More than a quarter of all the meat produced worldwide is now eaten in China, and the country’s 1.35 billion people are hungry for more. In 1978, China’s meat consumption of 8 million tons was one third the U.S. consumption of 24 million tons. But by 1992, China had overtaken the United States as the world’s leading meat consumer—-and it has not looked back since.
2011’s grain harvest was massive: the largest ever. Given the number of lean years prior to it, though, the grain produced will not replenish global stocks… and, thus, stabilize food prices.
There have been several points over the past few weeks when I’ve thought “You know what… let’s just take a break on agriculture.” Proponents of biotechnology, organic agriculture, and other farming methods get pretty passionate… but considering that agriculture has a substantial environmental impact, and that we’re, you know, eating the food produced by farmers, […]
There is a great deal of controversy about the wisdom of diverting a significant percentage of the US corn crop into the production of ethanol to fuel cars.
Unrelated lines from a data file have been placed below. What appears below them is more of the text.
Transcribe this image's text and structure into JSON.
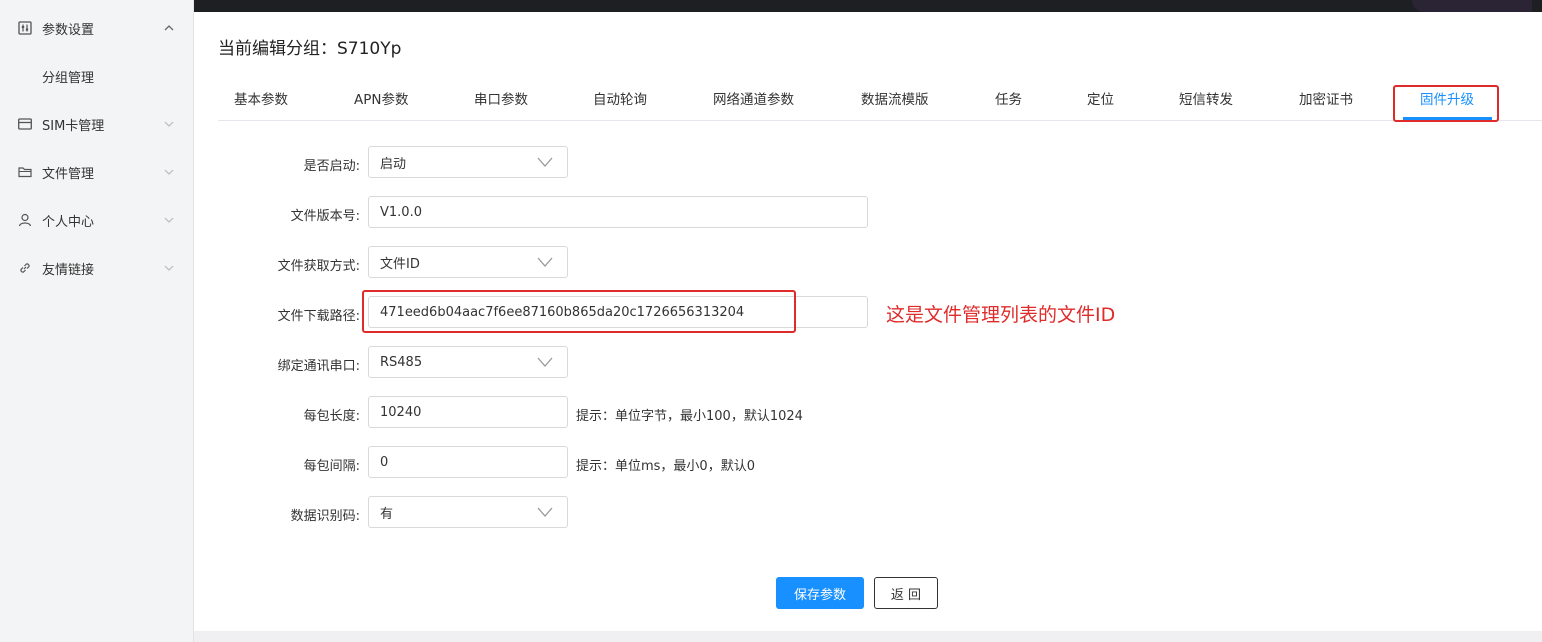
{
  "sidebar": {
    "items": [
      {
        "label": "参数设置",
        "icon": "sliders-icon",
        "arrow": "up"
      },
      {
        "label": "分组管理",
        "sub": true
      },
      {
        "label": "SIM卡管理",
        "icon": "card-icon",
        "arrow": "down"
      },
      {
        "label": "文件管理",
        "icon": "folder-icon",
        "arrow": "down"
      },
      {
        "label": "个人中心",
        "icon": "user-icon",
        "arrow": "down"
      },
      {
        "label": "友情链接",
        "icon": "link-icon",
        "arrow": "down"
      }
    ]
  },
  "header": {
    "title": "当前编辑分组：S710Yp"
  },
  "tabs": [
    {
      "label": "基本参数"
    },
    {
      "label": "APN参数"
    },
    {
      "label": "串口参数"
    },
    {
      "label": "自动轮询"
    },
    {
      "label": "网络通道参数"
    },
    {
      "label": "数据流模版"
    },
    {
      "label": "任务"
    },
    {
      "label": "定位"
    },
    {
      "label": "短信转发"
    },
    {
      "label": "加密证书"
    },
    {
      "label": "固件升级",
      "active": true
    }
  ],
  "form": {
    "enable": {
      "label": "是否启动:",
      "value": "启动"
    },
    "version": {
      "label": "文件版本号:",
      "value": "V1.0.0"
    },
    "fetch_method": {
      "label": "文件获取方式:",
      "value": "文件ID"
    },
    "download_path": {
      "label": "文件下载路径:",
      "value": "471eed6b04aac7f6ee87160b865da20c1726656313204"
    },
    "serial_port": {
      "label": "绑定通讯串口:",
      "value": "RS485"
    },
    "packet_length": {
      "label": "每包长度:",
      "value": "10240",
      "hint": "提示：单位字节，最小100，默认1024"
    },
    "packet_interval": {
      "label": "每包间隔:",
      "value": "0",
      "hint": "提示：单位ms，最小0，默认0"
    },
    "data_id_code": {
      "label": "数据识别码:",
      "value": "有"
    }
  },
  "annotation": {
    "text": "这是文件管理列表的文件ID"
  },
  "buttons": {
    "save": "保存参数",
    "back": "返 回"
  },
  "colors": {
    "accent": "#1890ff",
    "annotation": "#e02b2b"
  }
}
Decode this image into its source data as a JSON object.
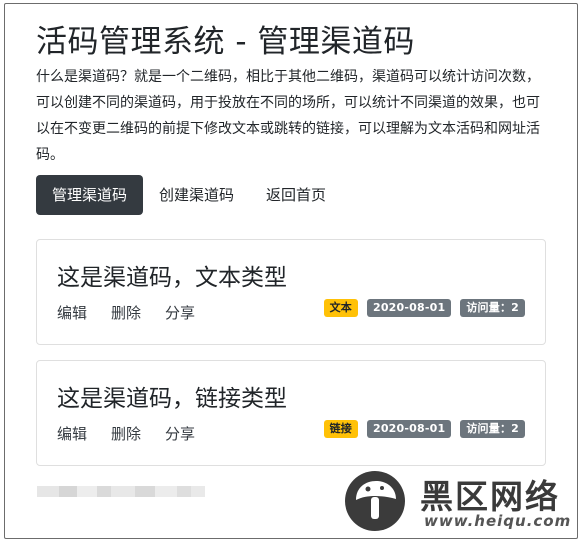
{
  "page": {
    "title": "活码管理系统 - 管理渠道码",
    "description": "什么是渠道码？就是一个二维码，相比于其他二维码，渠道码可以统计访问次数，可以创建不同的渠道码，用于投放在不同的场所，可以统计不同渠道的效果，也可以在不变更二维码的前提下修改文本或跳转的链接，可以理解为文本活码和网址活码。"
  },
  "nav": [
    {
      "label": "管理渠道码",
      "active": true
    },
    {
      "label": "创建渠道码",
      "active": false
    },
    {
      "label": "返回首页",
      "active": false
    }
  ],
  "cards": [
    {
      "title": "这是渠道码，文本类型",
      "actions": {
        "edit": "编辑",
        "delete": "删除",
        "share": "分享"
      },
      "type_badge": "文本",
      "date": "2020-08-01",
      "visits": "访问量：2"
    },
    {
      "title": "这是渠道码，链接类型",
      "actions": {
        "edit": "编辑",
        "delete": "删除",
        "share": "分享"
      },
      "type_badge": "链接",
      "date": "2020-08-01",
      "visits": "访问量：2"
    }
  ],
  "watermark": {
    "name": "黑区网络",
    "url": "www.heiqu.com",
    "icon": "mushroom-logo-icon"
  },
  "colors": {
    "nav_active_bg": "#343a40",
    "badge_type": "#ffc107",
    "badge_gray": "#6c757d"
  }
}
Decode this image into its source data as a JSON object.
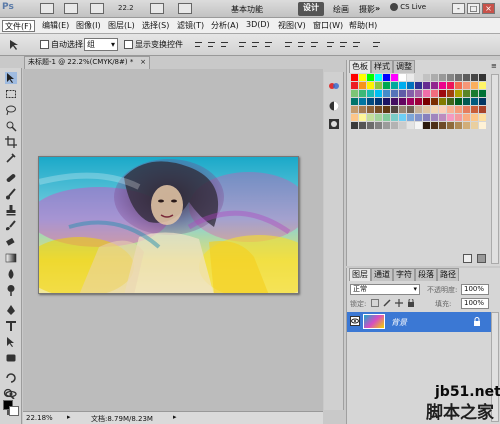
{
  "appbar": {
    "logo": "Ps",
    "zoom": "22.2",
    "ws_basic": "基本功能",
    "ws_design": "设计",
    "ws_painting": "绘画",
    "ws_photo": "摄影",
    "more": "»",
    "cslive": "CS Live",
    "win_min": "-",
    "win_max": "□",
    "win_close": "×"
  },
  "menubar": {
    "items": [
      "文件(F)",
      "编辑(E)",
      "图像(I)",
      "图层(L)",
      "选择(S)",
      "滤镜(T)",
      "分析(A)",
      "3D(D)",
      "视图(V)",
      "窗口(W)",
      "帮助(H)"
    ]
  },
  "options": {
    "auto_select_label": "自动选择:",
    "auto_select_value": "组",
    "show_transform_label": "显示变换控件"
  },
  "document": {
    "tab_title": "未标题-1 @ 22.2%(CMYK/8#) *",
    "tab_close": "×",
    "zoom_status": "22.18%",
    "doc_info": "文档:8.79M/8.23M"
  },
  "swatches": {
    "tabs": [
      "色板",
      "样式",
      "调整"
    ]
  },
  "layers": {
    "tabs": [
      "图层",
      "通道",
      "字符",
      "段落",
      "路径"
    ],
    "blend_mode": "正常",
    "opacity_label": "不透明度:",
    "opacity_value": "100%",
    "lock_label": "锁定:",
    "fill_label": "填充:",
    "fill_value": "100%",
    "layer_name": "背景"
  },
  "watermark": {
    "site": "jb51.net",
    "brand": "脚本之家"
  }
}
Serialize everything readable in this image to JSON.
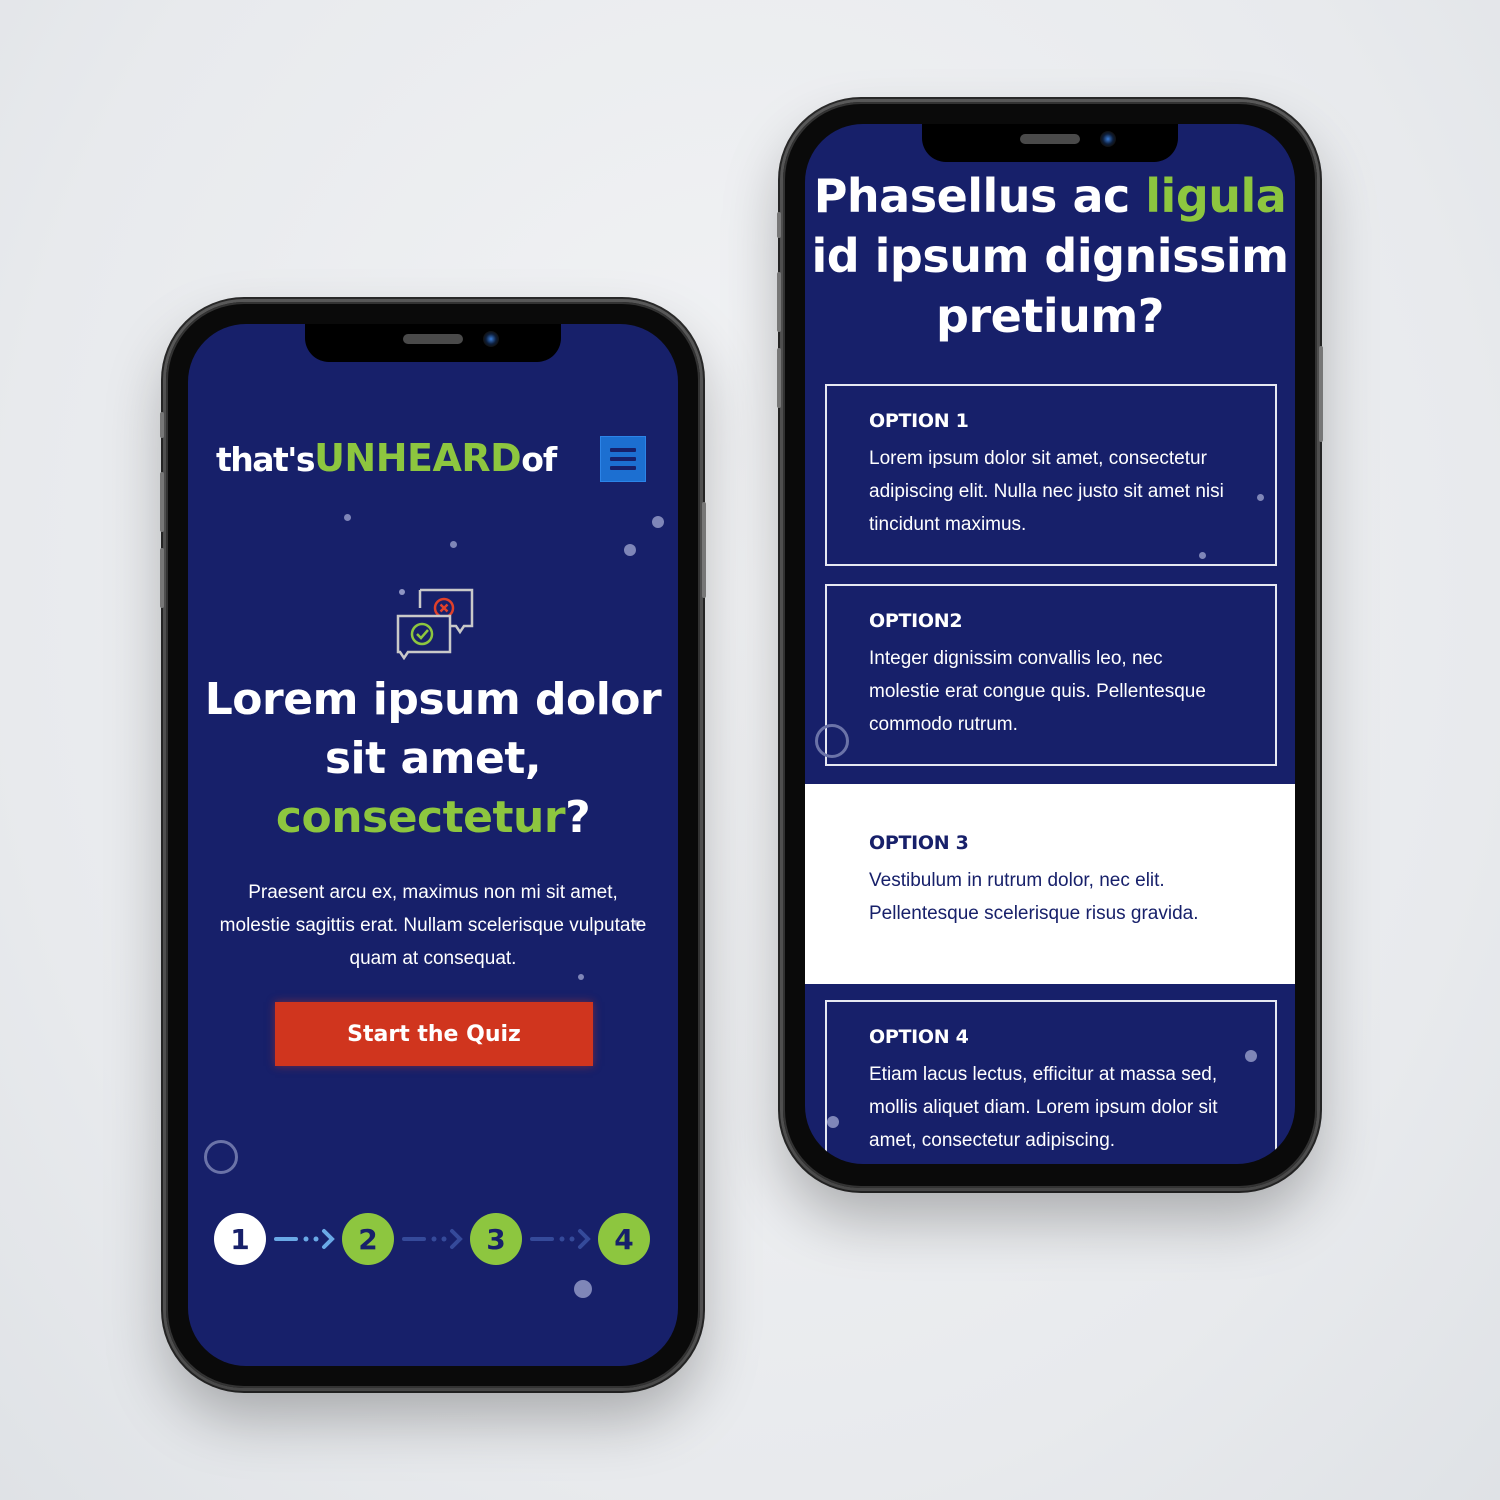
{
  "colors": {
    "screen_bg": "#17206a",
    "accent_green": "#8dc63f",
    "cta_red": "#d0351e",
    "menu_blue": "#1c6fd1",
    "white": "#ffffff"
  },
  "landing": {
    "logo": {
      "part1": "that's",
      "part2": "UNHEARD",
      "part3": "of"
    },
    "menu_icon": "hamburger-icon",
    "hero_icon": "chat-check-cross-icon",
    "title_line1": "Lorem ipsum dolor",
    "title_line2": "sit amet,",
    "title_highlight": "consectetur",
    "title_end": "?",
    "body": "Praesent arcu ex, maximus non mi sit amet, molestie sagittis erat. Nullam scelerisque vulputate quam at consequat.",
    "cta_label": "Start the Quiz",
    "steps": [
      {
        "label": "1",
        "state": "current"
      },
      {
        "label": "2",
        "state": "upcoming"
      },
      {
        "label": "3",
        "state": "upcoming"
      },
      {
        "label": "4",
        "state": "upcoming"
      }
    ]
  },
  "question": {
    "title_part1": "Phasellus ac",
    "title_highlight": "ligula",
    "title_part2": "id ipsum dignissim pretium?",
    "options": [
      {
        "label": "OPTION 1",
        "text": "Lorem ipsum dolor sit amet, consectetur adipiscing elit. Nulla nec justo sit amet nisi tincidunt maximus.",
        "selected": false
      },
      {
        "label": "OPTION2",
        "text": "Integer dignissim convallis leo, nec molestie erat congue quis. Pellentesque commodo rutrum.",
        "selected": false
      },
      {
        "label": "OPTION 3",
        "text": "Vestibulum in rutrum dolor, nec elit. Pellentesque scelerisque risus gravida.",
        "selected": true
      },
      {
        "label": "OPTION 4",
        "text": "Etiam lacus lectus, efficitur at massa sed, mollis aliquet diam. Lorem ipsum dolor sit amet, consectetur adipiscing.",
        "selected": false
      }
    ]
  }
}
Something like 25-30% of the crop will probably be used this way in 2011 which sounds alarming in the face of global food supply issues that have […]
Farming is a unique industry. Even though less than 1% of Americans are doing it, it is still an industry with hundreds of thousands of independent decision makers. It is also a far more dynamic and adaptable industry than one might imagine. A look at USDA crop statistics before and after 1996 demonstrates this point […]
If you watch a movie like Food Inc., you get the impression that most cows spend their lives in huge, crowded feedlots. That is part of the story, but not an accurate picture of the North American bovine industry. It turns out that there is a US Census for cows (conducted every five years […]